Within industrial relations, the mainstream literature has not shown much interest in women as the subjects or shapers of research. This study shows the centrality of women's organizing to unionism and women's experience of unions, and provides insights into the circumstances necessary for women's sustained activism. It examines union operations and how women's groups influence and are influenced by them. It synthesizes research and theory from different literatures, including industrial relations, gender studies and social psychology. It contributes an analysis of the organizational "identity" of individual unions and women's groups. It also examines the complex relations between unions and their women's groups within particular institutions, including the little-examined area of women's engagement in less formal as well as mainstream union activity.
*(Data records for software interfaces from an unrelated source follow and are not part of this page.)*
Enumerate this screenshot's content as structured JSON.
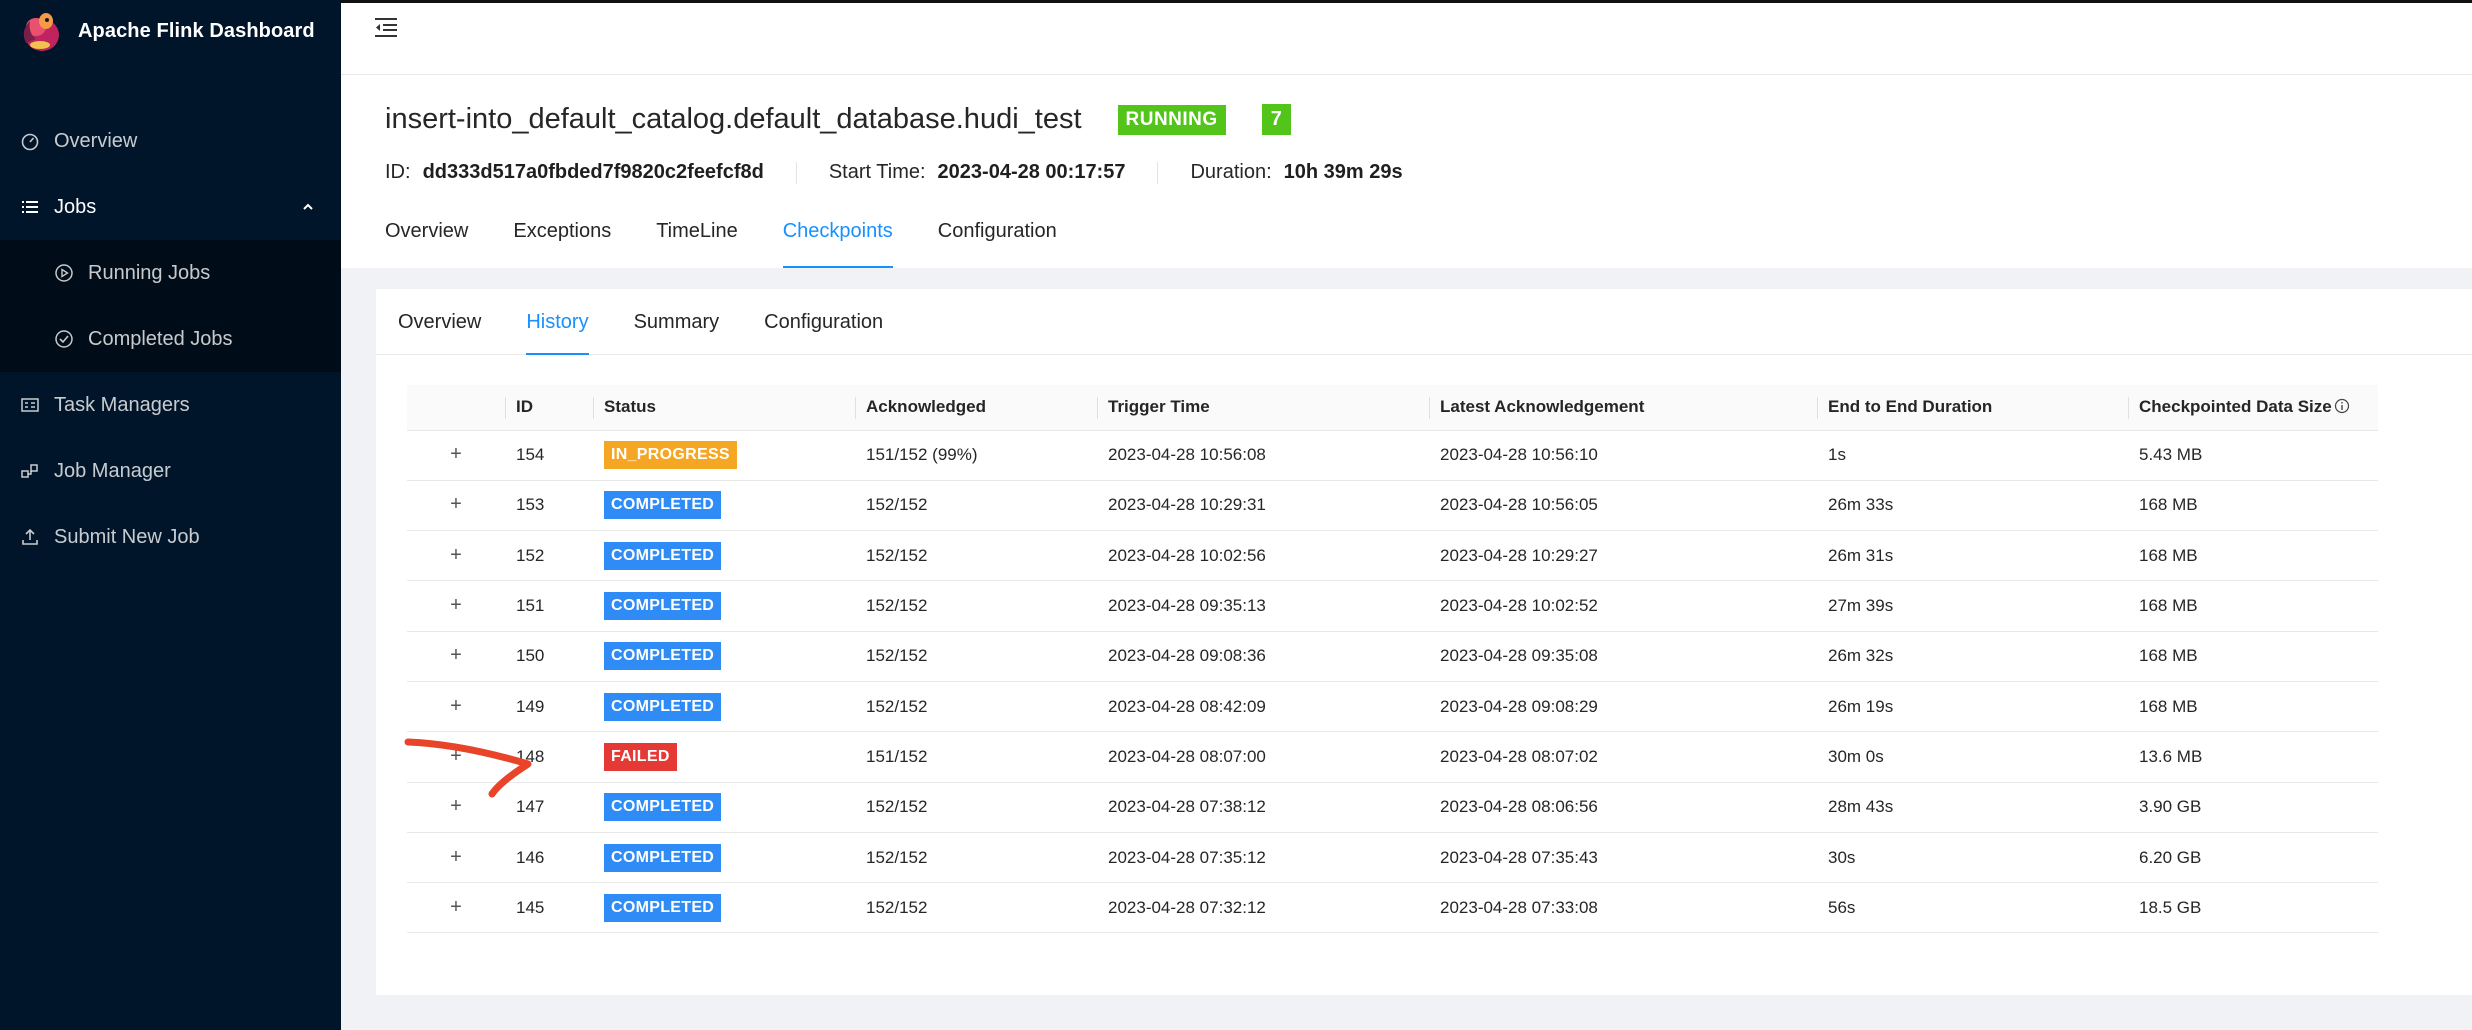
{
  "app": {
    "title": "Apache Flink Dashboard"
  },
  "sidebar": {
    "items": [
      {
        "label": "Overview",
        "icon": "dashboard-icon"
      },
      {
        "label": "Jobs",
        "icon": "list-icon"
      },
      {
        "label": "Running Jobs",
        "icon": "play-circle-icon"
      },
      {
        "label": "Completed Jobs",
        "icon": "check-circle-icon"
      },
      {
        "label": "Task Managers",
        "icon": "server-icon"
      },
      {
        "label": "Job Manager",
        "icon": "cluster-icon"
      },
      {
        "label": "Submit New Job",
        "icon": "upload-icon"
      }
    ]
  },
  "job": {
    "name": "insert-into_default_catalog.default_database.hudi_test",
    "status": "RUNNING",
    "count": "7",
    "id_label": "ID:",
    "id": "dd333d517a0fbded7f9820c2feefcf8d",
    "start_label": "Start Time:",
    "start_time": "2023-04-28 00:17:57",
    "duration_label": "Duration:",
    "duration": "10h 39m 29s"
  },
  "tabs": [
    "Overview",
    "Exceptions",
    "TimeLine",
    "Checkpoints",
    "Configuration"
  ],
  "subtabs": [
    "Overview",
    "History",
    "Summary",
    "Configuration"
  ],
  "table": {
    "headers": [
      "ID",
      "Status",
      "Acknowledged",
      "Trigger Time",
      "Latest Acknowledgement",
      "End to End Duration",
      "Checkpointed Data Size"
    ],
    "rows": [
      {
        "id": "154",
        "status": "IN_PROGRESS",
        "ack": "151/152 (99%)",
        "trigger": "2023-04-28 10:56:08",
        "latest": "2023-04-28 10:56:10",
        "duration": "1s",
        "size": "5.43 MB"
      },
      {
        "id": "153",
        "status": "COMPLETED",
        "ack": "152/152",
        "trigger": "2023-04-28 10:29:31",
        "latest": "2023-04-28 10:56:05",
        "duration": "26m 33s",
        "size": "168 MB"
      },
      {
        "id": "152",
        "status": "COMPLETED",
        "ack": "152/152",
        "trigger": "2023-04-28 10:02:56",
        "latest": "2023-04-28 10:29:27",
        "duration": "26m 31s",
        "size": "168 MB"
      },
      {
        "id": "151",
        "status": "COMPLETED",
        "ack": "152/152",
        "trigger": "2023-04-28 09:35:13",
        "latest": "2023-04-28 10:02:52",
        "duration": "27m 39s",
        "size": "168 MB"
      },
      {
        "id": "150",
        "status": "COMPLETED",
        "ack": "152/152",
        "trigger": "2023-04-28 09:08:36",
        "latest": "2023-04-28 09:35:08",
        "duration": "26m 32s",
        "size": "168 MB"
      },
      {
        "id": "149",
        "status": "COMPLETED",
        "ack": "152/152",
        "trigger": "2023-04-28 08:42:09",
        "latest": "2023-04-28 09:08:29",
        "duration": "26m 19s",
        "size": "168 MB"
      },
      {
        "id": "148",
        "status": "FAILED",
        "ack": "151/152",
        "trigger": "2023-04-28 08:07:00",
        "latest": "2023-04-28 08:07:02",
        "duration": "30m 0s",
        "size": "13.6 MB"
      },
      {
        "id": "147",
        "status": "COMPLETED",
        "ack": "152/152",
        "trigger": "2023-04-28 07:38:12",
        "latest": "2023-04-28 08:06:56",
        "duration": "28m 43s",
        "size": "3.90 GB"
      },
      {
        "id": "146",
        "status": "COMPLETED",
        "ack": "152/152",
        "trigger": "2023-04-28 07:35:12",
        "latest": "2023-04-28 07:35:43",
        "duration": "30s",
        "size": "6.20 GB"
      },
      {
        "id": "145",
        "status": "COMPLETED",
        "ack": "152/152",
        "trigger": "2023-04-28 07:32:12",
        "latest": "2023-04-28 07:33:08",
        "duration": "56s",
        "size": "18.5 GB"
      }
    ]
  },
  "colors": {
    "sidebar_bg": "#001529",
    "accent": "#1890ff",
    "running": "#52c41a",
    "in_progress": "#f5a623",
    "completed": "#2f8cf6",
    "failed": "#e53935",
    "annotation": "#e8442a"
  }
}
Finally, it develops a number of key recommendations for both women's groups and union strategy, firmly based on the empirical findings.
Gender equality in British unions - the role of women's groups; research design; linking union identity and women's groups; women's groups in MSF; women's groups in USDAW; the meaning of women's groups; where to from here?.